:: ASSIGNMENT ::
An exact copy of all the entries below is what this task needs.

:: THE RECORDS ::
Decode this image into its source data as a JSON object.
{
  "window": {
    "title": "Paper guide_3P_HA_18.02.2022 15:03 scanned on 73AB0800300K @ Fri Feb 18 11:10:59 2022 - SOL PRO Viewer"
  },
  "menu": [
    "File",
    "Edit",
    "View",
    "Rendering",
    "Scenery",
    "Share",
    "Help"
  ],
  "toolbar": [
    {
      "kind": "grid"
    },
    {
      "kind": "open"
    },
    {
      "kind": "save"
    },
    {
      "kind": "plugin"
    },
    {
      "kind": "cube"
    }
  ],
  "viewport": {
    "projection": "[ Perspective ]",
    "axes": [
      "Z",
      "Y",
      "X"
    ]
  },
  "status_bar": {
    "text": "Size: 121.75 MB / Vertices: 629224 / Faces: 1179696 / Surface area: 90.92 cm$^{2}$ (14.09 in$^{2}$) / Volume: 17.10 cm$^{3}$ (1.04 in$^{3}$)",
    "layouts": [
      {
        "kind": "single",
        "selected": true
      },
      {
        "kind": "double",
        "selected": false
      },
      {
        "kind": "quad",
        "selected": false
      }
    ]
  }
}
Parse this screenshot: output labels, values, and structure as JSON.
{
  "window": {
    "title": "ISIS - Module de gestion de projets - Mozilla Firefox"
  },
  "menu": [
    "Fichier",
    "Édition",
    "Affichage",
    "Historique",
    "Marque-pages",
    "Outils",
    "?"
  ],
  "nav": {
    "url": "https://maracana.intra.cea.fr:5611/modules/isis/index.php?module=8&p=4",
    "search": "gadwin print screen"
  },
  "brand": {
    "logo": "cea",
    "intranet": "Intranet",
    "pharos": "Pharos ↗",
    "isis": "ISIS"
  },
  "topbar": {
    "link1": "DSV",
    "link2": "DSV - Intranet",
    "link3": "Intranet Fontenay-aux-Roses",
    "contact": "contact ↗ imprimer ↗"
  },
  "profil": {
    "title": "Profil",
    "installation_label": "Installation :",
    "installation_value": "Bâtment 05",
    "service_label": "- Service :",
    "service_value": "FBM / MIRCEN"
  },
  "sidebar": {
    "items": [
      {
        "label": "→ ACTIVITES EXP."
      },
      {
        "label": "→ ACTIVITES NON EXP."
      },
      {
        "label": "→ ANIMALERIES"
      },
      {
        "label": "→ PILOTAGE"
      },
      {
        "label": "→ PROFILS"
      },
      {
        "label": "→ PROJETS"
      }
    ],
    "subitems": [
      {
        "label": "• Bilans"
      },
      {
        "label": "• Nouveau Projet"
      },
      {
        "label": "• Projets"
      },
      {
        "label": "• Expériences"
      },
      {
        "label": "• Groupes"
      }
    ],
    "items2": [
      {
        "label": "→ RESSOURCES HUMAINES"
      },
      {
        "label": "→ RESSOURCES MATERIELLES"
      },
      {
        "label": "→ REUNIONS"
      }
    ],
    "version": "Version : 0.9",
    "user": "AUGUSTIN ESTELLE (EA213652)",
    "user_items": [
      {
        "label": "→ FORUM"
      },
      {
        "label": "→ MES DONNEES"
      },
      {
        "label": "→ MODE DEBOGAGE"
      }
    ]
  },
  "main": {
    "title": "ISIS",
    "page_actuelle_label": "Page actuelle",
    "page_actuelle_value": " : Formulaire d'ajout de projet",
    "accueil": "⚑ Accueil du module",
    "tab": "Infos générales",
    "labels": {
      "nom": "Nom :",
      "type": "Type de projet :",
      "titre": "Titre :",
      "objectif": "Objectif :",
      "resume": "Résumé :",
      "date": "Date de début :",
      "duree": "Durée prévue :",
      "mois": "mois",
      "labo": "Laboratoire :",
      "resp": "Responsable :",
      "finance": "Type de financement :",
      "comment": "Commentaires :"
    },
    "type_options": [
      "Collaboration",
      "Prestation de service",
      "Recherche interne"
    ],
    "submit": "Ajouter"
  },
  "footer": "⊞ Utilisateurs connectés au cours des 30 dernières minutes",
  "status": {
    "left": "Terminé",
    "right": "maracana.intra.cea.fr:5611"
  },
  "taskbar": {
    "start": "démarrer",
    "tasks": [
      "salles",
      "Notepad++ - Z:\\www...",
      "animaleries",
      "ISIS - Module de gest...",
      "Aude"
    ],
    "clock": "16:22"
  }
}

:: COMPLETED TASK ::
Decode this image into its source data as a JSON object.
{
  "window": {
    "title": "Paper guide_3P_HA_18.02.2022 15:03 scanned on 73AB0800300K @ Fri Feb 18 11:10:59 2022 - SOL PRO Viewer"
  },
  "menu": [
    "File",
    "Edit",
    "View",
    "Rendering",
    "Scenery",
    "Share",
    "Help"
  ],
  "toolbar": [
    {
      "kind": "grid"
    },
    {
      "kind": "open"
    },
    {
      "kind": "save"
    },
    {
      "kind": "plugin"
    },
    {
      "kind": "cube"
    }
  ],
  "viewport": {
    "projection": "[ Perspective ]",
    "axes": [
      "Z",
      "Y",
      "X"
    ]
  },
  "status_bar": {
    "text": "Size: 121.75 MB / Vertices: 629224 / Faces: 1179696 / Surface area: 90.92 cm$^{2}$ (14.09 in$^{2}$) / Volume: 17.10 cm$^{3}$ (1.04 in$^{3}$)",
    "layouts": [
      {
        "kind": "single",
        "selected": true
      },
      {
        "kind": "double",
        "selected": false
      },
      {
        "kind": "quad",
        "selected": false
      }
    ]
  }
}
Parse this screenshot: output labels, values, and structure as JSON.
{
  "window": {
    "title": "ISIS - Module de gestion de projets - Mozilla Firefox"
  },
  "menu": [
    "Fichier",
    "Édition",
    "Affichage",
    "Historique",
    "Marque-pages",
    "Outils",
    "?"
  ],
  "nav": {
    "url": "https://maracana.intra.cea.fr:5611/modules/isis/index.php?module=8&p=4",
    "search": "gadwin print screen"
  },
  "brand": {
    "logo": "cea",
    "intranet": "Intranet",
    "pharos": "Pharos ↗",
    "isis": "ISIS"
  },
  "topbar": {
    "link1": "DSV",
    "link2": "DSV - Intranet",
    "link3": "Intranet Fontenay-aux-Roses",
    "contact": "contact ↗ imprimer ↗"
  },
  "profil": {
    "title": "Profil",
    "installation_label": "Installation :",
    "installation_value": "Bâtment 05",
    "service_label": "- Service :",
    "service_value": "FBM / MIRCEN"
  },
  "sidebar": {
    "items": [
      {
        "label": "→ ACTIVITES EXP."
      },
      {
        "label": "→ ACTIVITES NON EXP."
      },
      {
        "label": "→ ANIMALERIES"
      },
      {
        "label": "→ PILOTAGE"
      },
      {
        "label": "→ PROFILS"
      },
      {
        "label": "→ PROJETS"
      }
    ],
    "subitems": [
      {
        "label": "• Bilans"
      },
      {
        "label": "• Nouveau Projet"
      },
      {
        "label": "• Projets"
      },
      {
        "label": "• Expériences"
      },
      {
        "label": "• Groupes"
      }
    ],
    "items2": [
      {
        "label": "→ RESSOURCES HUMAINES"
      },
      {
        "label": "→ RESSOURCES MATERIELLES"
      },
      {
        "label": "→ REUNIONS"
      }
    ],
    "version": "Version : 0.9",
    "user": "AUGUSTIN ESTELLE (EA213652)",
    "user_items": [
      {
        "label": "→ FORUM"
      },
      {
        "label": "→ MES DONNEES"
      },
      {
        "label": "→ MODE DEBOGAGE"
      }
    ]
  },
  "main": {
    "title": "ISIS",
    "page_actuelle_label": "Page actuelle",
    "page_actuelle_value": " : Formulaire d'ajout de projet",
    "accueil": "⚑ Accueil du module",
    "tab": "Infos générales",
    "labels": {
      "nom": "Nom :",
      "type": "Type de projet :",
      "titre": "Titre :",
      "objectif": "Objectif :",
      "resume": "Résumé :",
      "date": "Date de début :",
      "duree": "Durée prévue :",
      "mois": "mois",
      "labo": "Laboratoire :",
      "resp": "Responsable :",
      "finance": "Type de financement :",
      "comment": "Commentaires :"
    },
    "type_options": [
      "Collaboration",
      "Prestation de service",
      "Recherche interne"
    ],
    "submit": "Ajouter"
  },
  "footer": "⊞ Utilisateurs connectés au cours des 30 dernières minutes",
  "status": {
    "left": "Terminé",
    "right": "maracana.intra.cea.fr:5611"
  },
  "taskbar": {
    "start": "démarrer",
    "tasks": [
      "salles",
      "Notepad++ - Z:\\www...",
      "animaleries",
      "ISIS - Module de gest...",
      "Aude"
    ],
    "clock": "16:22"
  }
}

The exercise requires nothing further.